==== Entries supplied

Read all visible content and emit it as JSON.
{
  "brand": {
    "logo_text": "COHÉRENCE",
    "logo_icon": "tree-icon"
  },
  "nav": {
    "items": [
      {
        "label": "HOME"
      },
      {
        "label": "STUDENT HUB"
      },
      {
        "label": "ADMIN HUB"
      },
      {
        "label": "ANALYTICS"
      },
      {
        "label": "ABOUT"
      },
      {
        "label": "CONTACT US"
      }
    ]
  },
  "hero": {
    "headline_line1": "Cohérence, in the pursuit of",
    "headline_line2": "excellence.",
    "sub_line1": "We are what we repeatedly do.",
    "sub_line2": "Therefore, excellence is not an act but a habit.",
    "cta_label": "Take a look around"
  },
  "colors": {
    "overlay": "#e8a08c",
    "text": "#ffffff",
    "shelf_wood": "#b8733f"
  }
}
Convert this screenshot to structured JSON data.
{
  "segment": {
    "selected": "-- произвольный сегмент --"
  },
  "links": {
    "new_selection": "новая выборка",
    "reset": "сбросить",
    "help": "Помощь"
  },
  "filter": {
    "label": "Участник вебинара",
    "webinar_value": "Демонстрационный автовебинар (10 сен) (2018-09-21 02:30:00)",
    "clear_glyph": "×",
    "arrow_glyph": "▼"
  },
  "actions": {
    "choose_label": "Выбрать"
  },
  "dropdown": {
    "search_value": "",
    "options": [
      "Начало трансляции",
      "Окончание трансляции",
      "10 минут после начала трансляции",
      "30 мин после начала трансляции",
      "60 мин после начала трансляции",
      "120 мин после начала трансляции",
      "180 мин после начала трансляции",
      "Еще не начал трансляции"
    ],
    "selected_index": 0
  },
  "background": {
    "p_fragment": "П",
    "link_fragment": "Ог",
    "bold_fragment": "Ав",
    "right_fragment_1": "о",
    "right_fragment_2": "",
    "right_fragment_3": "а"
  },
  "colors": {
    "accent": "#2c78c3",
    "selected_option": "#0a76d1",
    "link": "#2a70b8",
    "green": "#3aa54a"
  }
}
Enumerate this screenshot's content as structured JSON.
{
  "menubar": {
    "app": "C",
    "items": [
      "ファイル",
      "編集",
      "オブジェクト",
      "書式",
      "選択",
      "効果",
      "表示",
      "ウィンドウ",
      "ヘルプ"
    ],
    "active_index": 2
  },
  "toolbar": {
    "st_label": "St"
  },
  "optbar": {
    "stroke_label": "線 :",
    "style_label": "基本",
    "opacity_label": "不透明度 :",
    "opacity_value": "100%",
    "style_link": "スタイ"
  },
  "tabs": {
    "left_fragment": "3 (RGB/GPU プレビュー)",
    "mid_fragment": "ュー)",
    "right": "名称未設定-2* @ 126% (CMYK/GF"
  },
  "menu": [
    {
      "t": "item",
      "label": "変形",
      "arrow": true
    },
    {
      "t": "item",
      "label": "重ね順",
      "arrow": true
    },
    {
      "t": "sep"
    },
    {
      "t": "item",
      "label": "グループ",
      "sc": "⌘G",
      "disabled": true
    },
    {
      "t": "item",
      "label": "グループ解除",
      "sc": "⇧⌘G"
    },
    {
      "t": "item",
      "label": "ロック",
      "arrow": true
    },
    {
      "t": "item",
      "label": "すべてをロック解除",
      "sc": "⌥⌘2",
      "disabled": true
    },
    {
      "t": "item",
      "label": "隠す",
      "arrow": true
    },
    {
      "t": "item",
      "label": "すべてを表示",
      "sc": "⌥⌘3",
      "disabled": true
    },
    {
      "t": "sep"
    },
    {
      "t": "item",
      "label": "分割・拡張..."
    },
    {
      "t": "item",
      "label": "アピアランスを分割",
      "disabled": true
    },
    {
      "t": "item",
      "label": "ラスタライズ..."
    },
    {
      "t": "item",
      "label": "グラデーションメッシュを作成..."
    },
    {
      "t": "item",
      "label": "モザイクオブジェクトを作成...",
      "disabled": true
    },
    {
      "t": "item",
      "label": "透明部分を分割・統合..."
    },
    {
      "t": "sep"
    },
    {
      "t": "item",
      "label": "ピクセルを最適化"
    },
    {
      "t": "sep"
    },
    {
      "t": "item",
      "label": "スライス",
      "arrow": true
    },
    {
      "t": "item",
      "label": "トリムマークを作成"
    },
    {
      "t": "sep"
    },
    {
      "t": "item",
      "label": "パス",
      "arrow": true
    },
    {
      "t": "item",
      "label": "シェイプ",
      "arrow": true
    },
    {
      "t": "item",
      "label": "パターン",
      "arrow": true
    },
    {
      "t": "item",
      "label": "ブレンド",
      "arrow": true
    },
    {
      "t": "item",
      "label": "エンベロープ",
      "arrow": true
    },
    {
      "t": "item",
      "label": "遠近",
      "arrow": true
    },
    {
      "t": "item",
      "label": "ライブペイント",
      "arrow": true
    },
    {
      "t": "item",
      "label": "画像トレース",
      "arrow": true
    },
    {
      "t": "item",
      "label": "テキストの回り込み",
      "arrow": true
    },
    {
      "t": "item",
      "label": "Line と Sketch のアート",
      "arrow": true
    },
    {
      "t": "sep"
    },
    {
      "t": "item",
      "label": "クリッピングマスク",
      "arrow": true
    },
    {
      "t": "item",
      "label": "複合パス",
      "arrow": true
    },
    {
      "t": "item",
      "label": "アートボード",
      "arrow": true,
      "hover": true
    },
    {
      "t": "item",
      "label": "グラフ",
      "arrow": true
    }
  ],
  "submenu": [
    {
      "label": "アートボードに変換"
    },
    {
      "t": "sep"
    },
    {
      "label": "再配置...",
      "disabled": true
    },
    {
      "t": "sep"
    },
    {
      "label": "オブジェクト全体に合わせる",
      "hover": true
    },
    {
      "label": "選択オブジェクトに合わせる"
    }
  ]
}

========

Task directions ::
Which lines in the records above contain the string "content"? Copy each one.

Task result ::
Read all visible content and emit it as JSON.
Enumerate this screenshot's content as structured JSON.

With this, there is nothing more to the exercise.